Doc Crow died in 1856 but his contributions live on in every drop of delicious bourbon that passes your lips. Almost 50 years after his death, the New York Times wrote that “to him, more than to any other man, is due the international reputation that Kentucky whiskey enjoys, and the vast distilling interests of the country are largely the result of his discoveries.” With that in mind, Doc, I drink one to you. Cheers.

Issue #12 – Weekly Reader

America’s Best Bourbon Bars   // gobourbon

The Bourbon Review magazine has compiled a list of the best bourbon bars by region. See if your favorite local watering hole made the list.

Kentucky Bourbon Festival  // usatoday

USA Today has a nice piece on this year’s Kentucky Bourbon Festival

Trailer Carrying Bourbon Buckles on U.S. 60  // lexingtonheraldleader

Say it ain’t so!!! The bourbon that broke the trailer’s back.

Moonshine University Offers Bourbon Making Classes  // louisville

Moonshine University is offering many opportunities to learn about the bourbon making process from start to finish. Click to see upcoming classes. Be warned, they sell out quick.

Product Launch – US:Beam Suntory’s Jim Beam Signature Craft Range  // just-drinks

Jim Beam to launch several new additions to its Signature Craft Bourbon Line, including grain expressions including Rolled Oat, Triticale, High Rye and Six Row Barley.

What Will Kill the Bourbon Boom?  // bourbonr

In the past five years whiskey sales have increased by 40% in the US and exports have nearly tripled within the last 10 years.

How the American Revolution Ended in Bourbon

Western Pennsylvania, September 1794. James Gayle, 33, returned home after selling his two mules for $86 and buying a flat boat in Pittsburgh. George Washington and Alexander Hamilton’s Whiskey Act tax was driving hundreds of farmers/distillers in Pennsylvania one of two ways – fighting mad or down the river to Kentucky. Gayle was one of 200 thousand Scotch-Irish immigrants and he knew how to make great whiskey. In his mind, this new federal tax of nine cents a gallon on the whiskey he made in his small copper still was morally and legally wrong. Gayle loaded his wife and 6 young children in the flat boat and began the 600 mile journey down the Ohio River to Kentucky.

Just two months prior, Gayle and 500 other armed men had attacked the fortified home of a tax inspector in western Pennsylvania. General George Washington, sitting president, led a federalized militia force of 12,950 men to squash the Whiskey Rebellion. Who were the rebels? Angry distillers like Gayle refusing to pay this new “luxury” tax imposed by a federal government that was less than five years old.

Back up even further in American history. How had whiskey become so popular that Hamilton decided to use it to pay the debt piled up from the Revolutionary War? Prior to the war, rum was the king of strong drink in America. By 1770, there were 140 rum distilleries producing 4.8 million gallons of rum annually – in addition to the 3.7 million gallons imported each year. But during the war something changed. Molasses imports from Caribbean sugar plantations to the Colonies halted.

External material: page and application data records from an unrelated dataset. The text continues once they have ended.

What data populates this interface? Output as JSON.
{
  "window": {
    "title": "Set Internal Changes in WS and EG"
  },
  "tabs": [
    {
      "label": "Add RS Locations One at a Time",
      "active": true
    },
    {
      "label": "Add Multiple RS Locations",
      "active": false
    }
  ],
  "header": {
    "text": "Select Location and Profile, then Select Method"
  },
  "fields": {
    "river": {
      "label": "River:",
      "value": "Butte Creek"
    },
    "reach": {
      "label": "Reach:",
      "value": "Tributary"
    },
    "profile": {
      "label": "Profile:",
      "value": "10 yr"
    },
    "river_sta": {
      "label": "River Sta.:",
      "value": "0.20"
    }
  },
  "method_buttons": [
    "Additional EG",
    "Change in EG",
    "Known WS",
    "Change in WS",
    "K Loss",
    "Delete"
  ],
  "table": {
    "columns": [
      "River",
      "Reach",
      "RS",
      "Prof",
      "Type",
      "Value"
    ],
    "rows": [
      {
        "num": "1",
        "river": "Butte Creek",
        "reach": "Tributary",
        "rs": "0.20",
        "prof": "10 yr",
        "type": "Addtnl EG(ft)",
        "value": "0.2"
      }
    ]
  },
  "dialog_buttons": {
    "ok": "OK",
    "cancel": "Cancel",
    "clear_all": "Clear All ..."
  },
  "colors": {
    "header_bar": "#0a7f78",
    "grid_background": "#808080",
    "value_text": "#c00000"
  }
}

The Revolution meant the decline of rum and the ascendancy of whiskey in America. When the British blockade of American ports cut off the molasses trade, most New England rum distillers converted to whiskey. Whiskey had a patriotic flavor. It was an all-American drink, made in America by Americans from American grain, unlike rum, wine, gin, Madeira, brandy, coffee, chocolate, or tea, which had to be imported and were taxed. — Kentucky Moonshine, Maurer and Pearl

Take a moment to celebrate the fact that your glass is filled with distinctly-American, Kentucky Straight Bourbon Whiskey.

But back to our young distiller, James Gayle. His family survived the flat boat trip from Pennsylvania. And in the fertile bottomlands of Kentucky, James found the right ingredients for the highest quality whiskey. Abundant cold limestone spring water, corn (which produces better yields of whiskey than rye), oak trees for barrels, and easy access to thirsty markets down stream on the Ohio river. Gayle and the other tax-evading farmers and distillers from Western Pennsylvania began producing what would become America’s Native Spirit – Kentucky Bourbon Whiskey. Here’s to the revolutionaries. Here’s to the rebels!